Journey to a better place

THE Yang di-Pertuan Agong Tuanku Mizan Zainal Abidin has once again reminded Malaysians to adhere to the spirit of togetherness that has helped them build this country into a prosperous industrialised economy. He said this at the 1433 Maal Hijrah national celebration in Putrajaya on Sunday. He probably knows the spirit is wearing a little thin after years of preoccupation with wealth gathering, coping with the challenges of a transformed rural community and little time devoted to ensuring understanding and tolerance among the races. He said this could be seen in us abandoning the culture of greeting each other as we become increasingly individualistic. It is the weakening of this spirit that is a contributing factor in the difficulty in strengthening national unity.

Perhaps after close to five years as paramount ruler of Malaysia and being constantly briefed on developments in the country besides observing them himself, he felt it only proper to leave some advice that can serve as a lasting reminder to restart nation-building in earnest. “I hope the spirit of neighbourliness will flourish again in our society so that everyday life can be experienced harmoniously,” he said.

That the king chose to leave his parting message on the occasion of the hijrah (migration or flight) of early Muslims led by the Prophet Muhammad from Mecca to Medina in 622 AD, is a significant call for change and improvement. Muslims were harassed and prosecuted in Mecca and had to flee or migrate to a better place where they could build a better life. By implication, Malaysians must embark on a spiritual journey or hijrah from the present state to a better one where the spirit of togetherness prevails, where everyone greets and respects each other, where there is peace and harmony, where moderation is the rule, where thoughtfulness and consideration for others replace arrogance and recklessness, and where everyone works at strengthening national unity instead of undermining it.

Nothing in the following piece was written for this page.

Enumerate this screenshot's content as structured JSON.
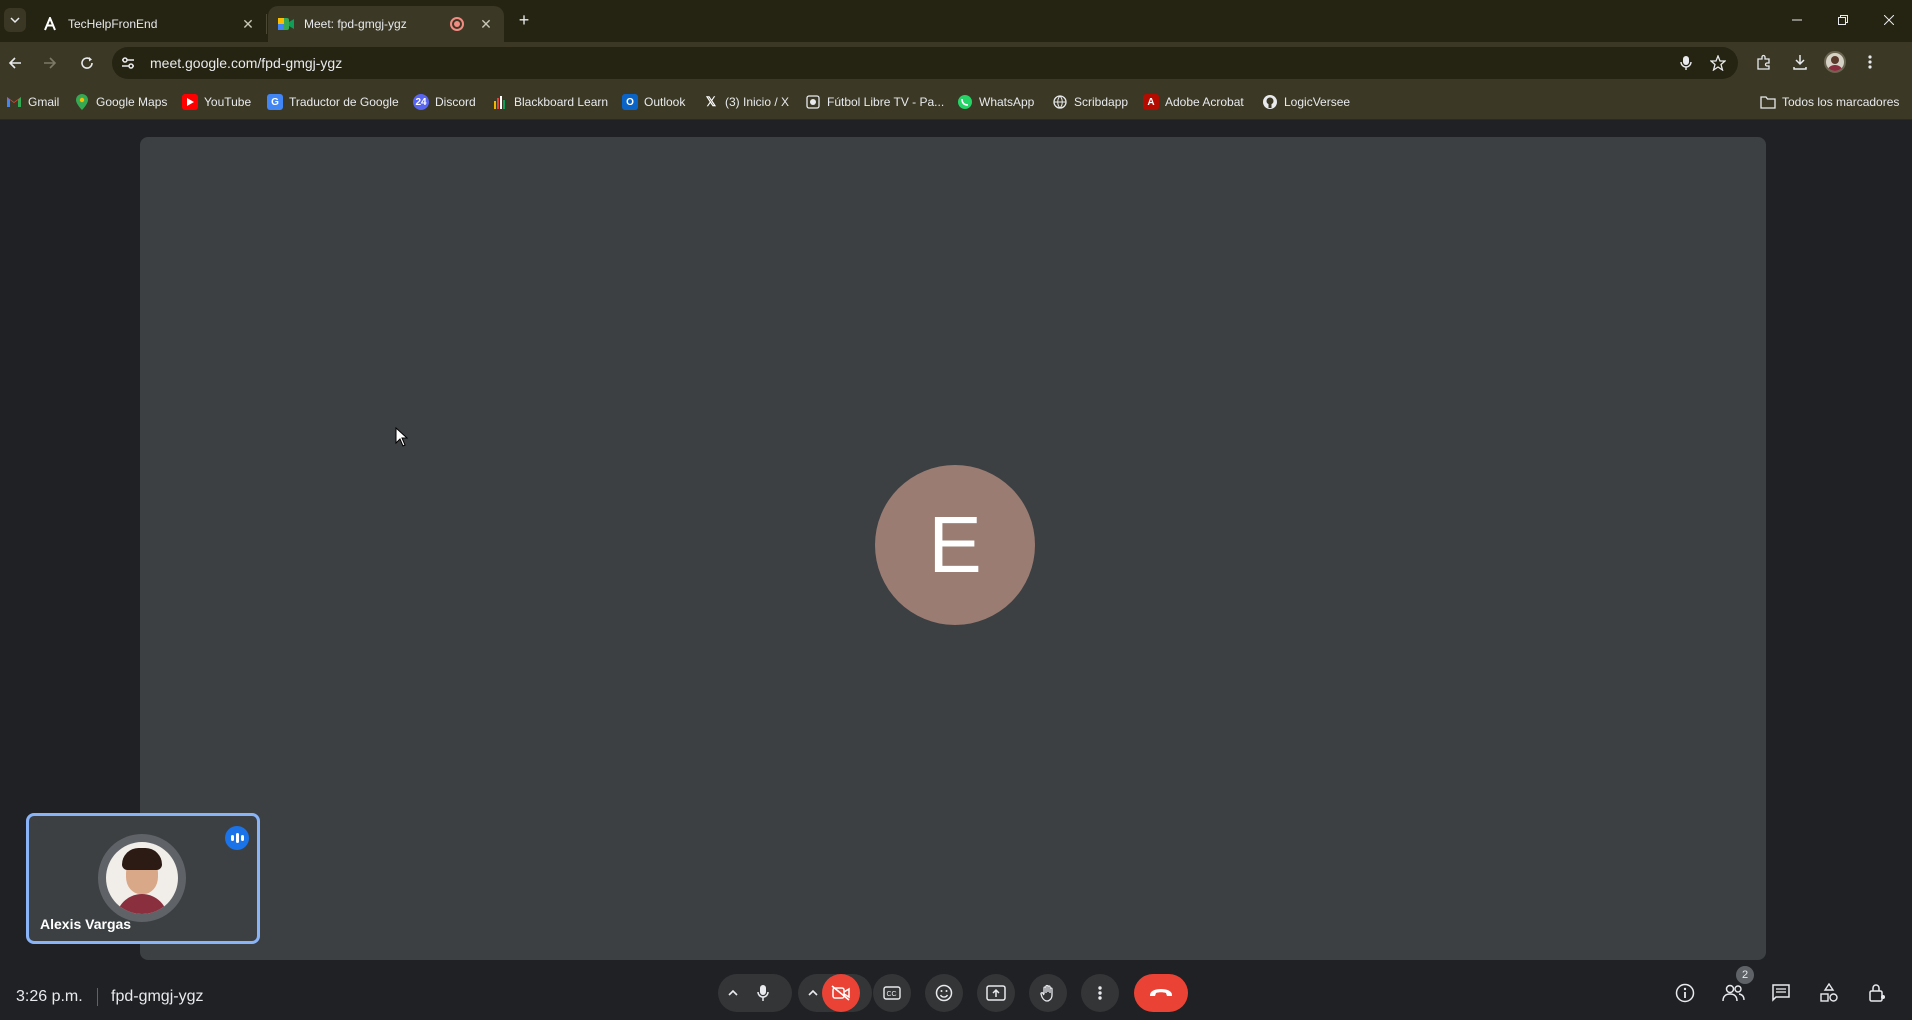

“In other words, we should not make an issue of small misunderstandings, but instead resolve them in the best possible way,” the king said, adding that there must be a great deal of give and take. A demand by one group for equal treatment should not be misunderstood by others as asking for more. It must be understood that all groups have the right to make demands of the government for better treatment and no one group is more equal than the other. The quicker we understand and accept this, the faster we can we move on to striving for unity.